- Try it
Your task is to repeat each record verbatim, exactly as it was written.

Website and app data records
++++++++

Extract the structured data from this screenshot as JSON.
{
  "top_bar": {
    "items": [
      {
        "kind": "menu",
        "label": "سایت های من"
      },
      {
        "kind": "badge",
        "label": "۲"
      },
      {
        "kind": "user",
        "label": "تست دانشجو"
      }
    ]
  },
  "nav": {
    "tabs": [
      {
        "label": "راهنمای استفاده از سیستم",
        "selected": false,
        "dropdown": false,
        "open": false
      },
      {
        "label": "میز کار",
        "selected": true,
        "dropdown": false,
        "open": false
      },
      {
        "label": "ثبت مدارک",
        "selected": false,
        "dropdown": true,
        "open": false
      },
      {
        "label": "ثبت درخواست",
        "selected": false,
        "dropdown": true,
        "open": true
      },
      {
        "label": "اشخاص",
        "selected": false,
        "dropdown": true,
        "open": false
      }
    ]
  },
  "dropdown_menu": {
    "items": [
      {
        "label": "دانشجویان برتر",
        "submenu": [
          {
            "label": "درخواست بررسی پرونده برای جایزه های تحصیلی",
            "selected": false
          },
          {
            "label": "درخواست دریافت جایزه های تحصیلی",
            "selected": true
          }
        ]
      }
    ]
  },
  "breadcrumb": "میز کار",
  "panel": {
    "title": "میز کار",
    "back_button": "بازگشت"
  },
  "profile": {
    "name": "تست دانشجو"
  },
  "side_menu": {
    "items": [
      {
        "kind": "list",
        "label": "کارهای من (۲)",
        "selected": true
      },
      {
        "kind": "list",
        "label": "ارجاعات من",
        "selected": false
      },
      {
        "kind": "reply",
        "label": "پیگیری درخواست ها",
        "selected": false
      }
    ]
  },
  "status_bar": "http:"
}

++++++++

- Answer box
Extract the structured data from this screenshot as JSON.
{
  "top_bar": {
    "items": [
      {
        "kind": "menu",
        "label": "سایت های من"
      },
      {
        "kind": "badge",
        "label": "۲"
      },
      {
        "kind": "user",
        "label": "تست دانشجو"
      }
    ]
  },
  "nav": {
    "tabs": [
      {
        "label": "راهنمای استفاده از سیستم",
        "selected": false,
        "dropdown": false,
        "open": false
      },
      {
        "label": "میز کار",
        "selected": true,
        "dropdown": false,
        "open": false
      },
      {
        "label": "ثبت مدارک",
        "selected": false,
        "dropdown": true,
        "open": false
      },
      {
        "label": "ثبت درخواست",
        "selected": false,
        "dropdown": true,
        "open": true
      },
      {
        "label": "اشخاص",
        "selected": false,
        "dropdown": true,
        "open": false
      }
    ]
  },
  "dropdown_menu": {
    "items": [
      {
        "label": "دانشجویان برتر",
        "submenu": [
          {
            "label": "درخواست بررسی پرونده برای جایزه های تحصیلی",
            "selected": false
          },
          {
            "label": "درخواست دریافت جایزه های تحصیلی",
            "selected": true
          }
        ]
      }
    ]
  },
  "breadcrumb": "میز کار",
  "panel": {
    "title": "میز کار",
    "back_button": "بازگشت"
  },
  "profile": {
    "name": "تست دانشجو"
  },
  "side_menu": {
    "items": [
      {
        "kind": "list",
        "label": "کارهای من (۲)",
        "selected": true
      },
      {
        "kind": "list",
        "label": "ارجاعات من",
        "selected": false
      },
      {
        "kind": "reply",
        "label": "پیگیری درخواست ها",
        "selected": false
      }
    ]
  },
  "status_bar": "http:"
}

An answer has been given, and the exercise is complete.